Content Guidelines and Resources

Here are some recommendations and resources to ensure that your website has the content your audience will expect.

Primary Content Areas

  • Recommended Content and Editorial Styles
    When creating your Web content, keep in mind that your audience wants to know some very specific things about your organization. Here’s a list of recommended content you’ll need to meet your audience’s needs.
  • Recommended Navigation
    In your navigation, use clear labels that are intuitive to your audience. Be consistent by using the same language for navigation across your unit and, as appropriate, across the university.
  • Recommended Labels and Language
    Words matter. It seems obvious, but it’s especially critical to keep in mind when it comes to labeling your information architecture -- the way you have organized your website to support usability.
  • Prepare for Comments
    As you're preparing your content, consider carefully whether to allow your users to comment publicly on your web content. Allowing public comments takes a commitment of time and resources as well as a focused strategy. 

Additional Resources

Jakob Nielsen’s online column
The website compiles research on how users read on the Web and how authors should write their webpages.
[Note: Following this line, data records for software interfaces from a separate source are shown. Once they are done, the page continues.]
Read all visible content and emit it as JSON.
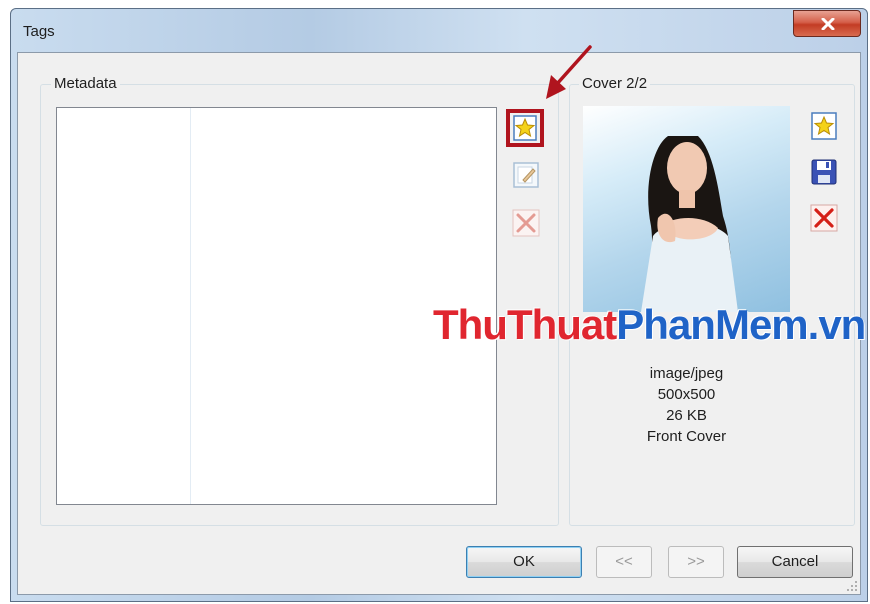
{
  "window": {
    "title": "Tags"
  },
  "metadata_group": {
    "label": "Metadata"
  },
  "cover_group": {
    "label": "Cover 2/2",
    "mime": "image/jpeg",
    "dimensions": "500x500",
    "size": "26 KB",
    "type": "Front Cover"
  },
  "buttons": {
    "ok": "OK",
    "prev": "<<",
    "next": ">>",
    "cancel": "Cancel"
  },
  "watermark": {
    "part1": "ThuThuat",
    "part2": "PhanMem.vn"
  },
  "colors": {
    "accent_red": "#b0141e",
    "watermark_red": "#e0262f",
    "watermark_blue": "#1f63c7"
  },
  "icons": [
    "add-star-icon",
    "edit-icon",
    "delete-icon",
    "save-icon",
    "close-icon"
  ]
}
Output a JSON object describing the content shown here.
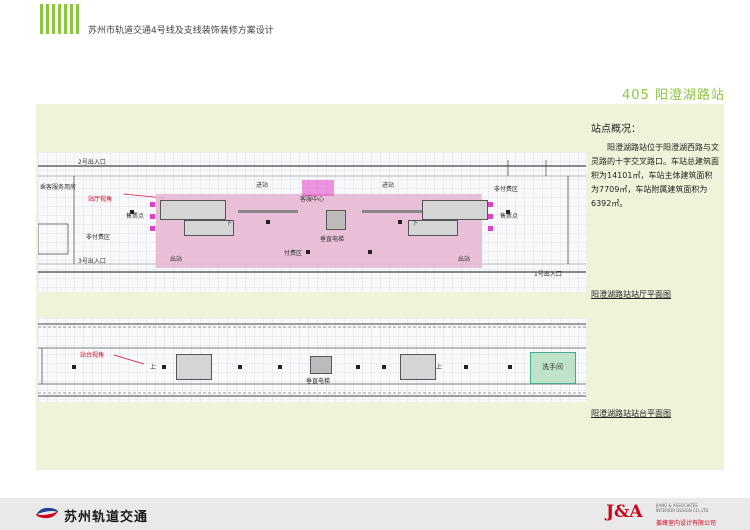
{
  "header": {
    "doc_title": "苏州市轨道交通4号线及支线装饰装修方案设计",
    "station_title": "405 阳澄湖路站"
  },
  "overview": {
    "heading": "站点概况：",
    "paragraph": "阳澄湖路站位于阳澄湖西路与文灵路的十字交叉路口。车站总建筑面积为14101㎡，车站主体建筑面积为7709㎡，车站附属建筑面积为6392㎡。"
  },
  "hall_plan": {
    "caption": "阳澄湖路站站厅平面图",
    "labels": {
      "exit2": "2号出入口",
      "service_room": "乘客服务用房",
      "view": "站厅视角",
      "ticket_l": "售票点",
      "unpaid_l": "非付费区",
      "exit3": "3号出入口",
      "enter_l": "进站",
      "enter_r": "进站",
      "service_center": "客服中心",
      "down_l": "下",
      "down_r": "下",
      "elevator": "垂直电梯",
      "exit_l": "出站",
      "exit_r": "出站",
      "paid": "付费区",
      "unpaid_r": "非付费区",
      "ticket_r": "售票点",
      "exit1": "1号出入口"
    }
  },
  "platform_plan": {
    "caption": "阳澄湖路站站台平面图",
    "labels": {
      "view": "站台视角",
      "up_l": "上",
      "up_r": "上",
      "elevator": "垂直电梯",
      "washroom": "洗手间"
    }
  },
  "footer": {
    "brand": "苏州轨道交通",
    "ja_logo": "J&A",
    "ja_name1": "JIANG & ASSOCIATES",
    "ja_name2": "INTERIOR DESIGN CO.,LTD",
    "ja_cn": "姜峰室内设计有限公司"
  },
  "colors": {
    "accent": "#8cc63f",
    "paid_zone": "#e7b8d4",
    "machine": "#e040c8",
    "ja_red": "#d0021b"
  }
}
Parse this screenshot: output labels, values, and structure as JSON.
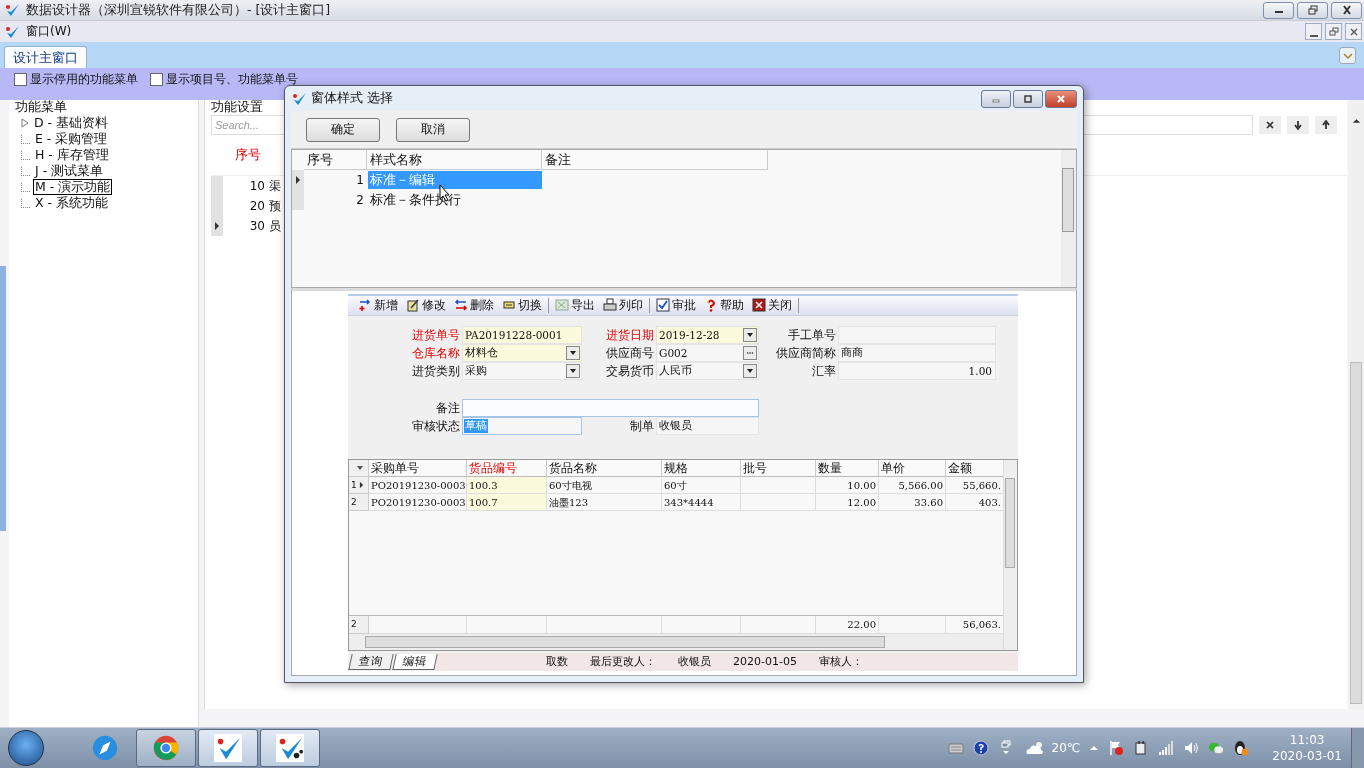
{
  "window": {
    "title": "数据设计器（深圳宣锐软件有限公司）- [设计主窗口]"
  },
  "menu": [
    {
      "label": "窗口(W)"
    }
  ],
  "tabs": [
    {
      "label": "设计主窗口",
      "selected": true
    }
  ],
  "options": [
    {
      "label": "显示停用的功能菜单",
      "checked": false
    },
    {
      "label": "显示项目号、功能菜单号",
      "checked": false
    }
  ],
  "function_menu": {
    "title": "功能菜单",
    "items": [
      {
        "label": "D - 基础资料",
        "kind": "group",
        "selected": false
      },
      {
        "label": "E - 采购管理",
        "kind": "leaf",
        "selected": false
      },
      {
        "label": "H - 库存管理",
        "kind": "leaf",
        "selected": false
      },
      {
        "label": "J - 测试菜单",
        "kind": "leaf",
        "selected": false
      },
      {
        "label": "M - 演示功能",
        "kind": "leaf",
        "selected": true
      },
      {
        "label": "X - 系统功能",
        "kind": "leaf",
        "selected": false
      }
    ]
  },
  "function_settings": {
    "title": "功能设置",
    "search": {
      "placeholder": "Search..."
    },
    "columns": [
      "序号"
    ],
    "rows": [
      {
        "no": "10",
        "name": "渠",
        "selected": false
      },
      {
        "no": "20",
        "name": "预",
        "selected": false
      },
      {
        "no": "30",
        "name": "员",
        "selected": true
      }
    ]
  },
  "dialog": {
    "title": "窗体样式 选择",
    "buttons": [
      "确定",
      "取消"
    ],
    "columns": [
      "序号",
      "样式名称",
      "备注"
    ],
    "rows": [
      {
        "no": "1",
        "name": "标准－编辑",
        "selected": true
      },
      {
        "no": "2",
        "name": "标准－条件执行",
        "selected": false
      }
    ],
    "preview": {
      "toolbar": [
        [
          {
            "label": "新增",
            "kind": "add"
          },
          {
            "label": "修改",
            "kind": "edit"
          },
          {
            "label": "删除",
            "kind": "delete"
          },
          {
            "label": "切换",
            "kind": "switch"
          }
        ],
        [
          {
            "label": "导出",
            "kind": "export"
          },
          {
            "label": "列印",
            "kind": "print"
          }
        ],
        [
          {
            "label": "审批",
            "kind": "approve"
          },
          {
            "label": "帮助",
            "kind": "help"
          },
          {
            "label": "关闭",
            "kind": "close"
          }
        ]
      ],
      "header_fields": [
        {
          "label": "进货单号",
          "value": "PA20191228-0001",
          "kind": "text",
          "required": true
        },
        {
          "label": "进货日期",
          "value": "2019-12-28",
          "kind": "dropdown",
          "required": true
        },
        {
          "label": "手工单号",
          "kind": "text",
          "required": false
        },
        {
          "label": "仓库名称",
          "value": "材料仓",
          "kind": "dropdown",
          "required": true
        },
        {
          "label": "供应商号",
          "value": "G002",
          "kind": "lookup",
          "required": false
        },
        {
          "label": "供应商简称",
          "value": "商商",
          "kind": "text",
          "required": false
        },
        {
          "label": "进货类别",
          "value": "采购",
          "kind": "dropdown",
          "required": false
        },
        {
          "label": "交易货币",
          "value": "人民币",
          "kind": "dropdown",
          "required": false
        },
        {
          "label": "汇率",
          "value": "1.00",
          "kind": "number",
          "required": false
        }
      ],
      "note_fields": [
        {
          "label": "备注",
          "kind": "memo",
          "required": false
        },
        {
          "label": "审核状态",
          "value": "草稿",
          "kind": "highlighted",
          "required": false
        },
        {
          "label": "制单",
          "value": "收银员",
          "kind": "text",
          "required": false
        }
      ],
      "grid": {
        "columns": [
          {
            "label": "采购单号",
            "required": false,
            "kind": "text"
          },
          {
            "label": "货品编号",
            "required": true,
            "kind": "text"
          },
          {
            "label": "货品名称",
            "required": false,
            "kind": "text"
          },
          {
            "label": "规格",
            "required": false,
            "kind": "text"
          },
          {
            "label": "批号",
            "required": false
          },
          {
            "label": "数量",
            "required": false,
            "kind": "number"
          },
          {
            "label": "单价",
            "required": false,
            "kind": "number"
          },
          {
            "label": "金额",
            "required": false,
            "kind": "number"
          }
        ],
        "rows": [
          {
            "no": "1",
            "selected": true,
            "cells": [
              "PO20191230-0003",
              "100.3",
              "60寸电视",
              "60寸",
              "",
              "10.00",
              "5,566.00",
              "55,660."
            ]
          },
          {
            "no": "2",
            "selected": false,
            "cells": [
              "PO20191230-0003",
              "100.7",
              "油墨123",
              "343*4444",
              "",
              "12.00",
              "33.60",
              "403."
            ]
          }
        ],
        "footer": {
          "no": "2",
          "cells": [
            "",
            "",
            "",
            "",
            "",
            "22.00",
            "",
            "56,063."
          ]
        }
      },
      "bottom_tabs": [
        {
          "label": "查询",
          "selected": false
        },
        {
          "label": "编辑",
          "selected": true
        }
      ],
      "status": [
        "取数",
        "最后更改人：",
        "收银员",
        "2020-01-05",
        "审核人："
      ]
    }
  },
  "taskbar": {
    "temperature": "20℃",
    "time": "11:03",
    "date": "2020-03-01"
  }
}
New Thinking free e-newsletter
Free weekly e-newsletter by Gerry McGovern

A weekly e-mail newsletter, which focuses on Web content management, information architecture and writing for the Web.

Writing Web Content that Works
Online Seminar by Ginny Radish

A virtual online seminar, which focuses on content, specifically tuning up sentences and links.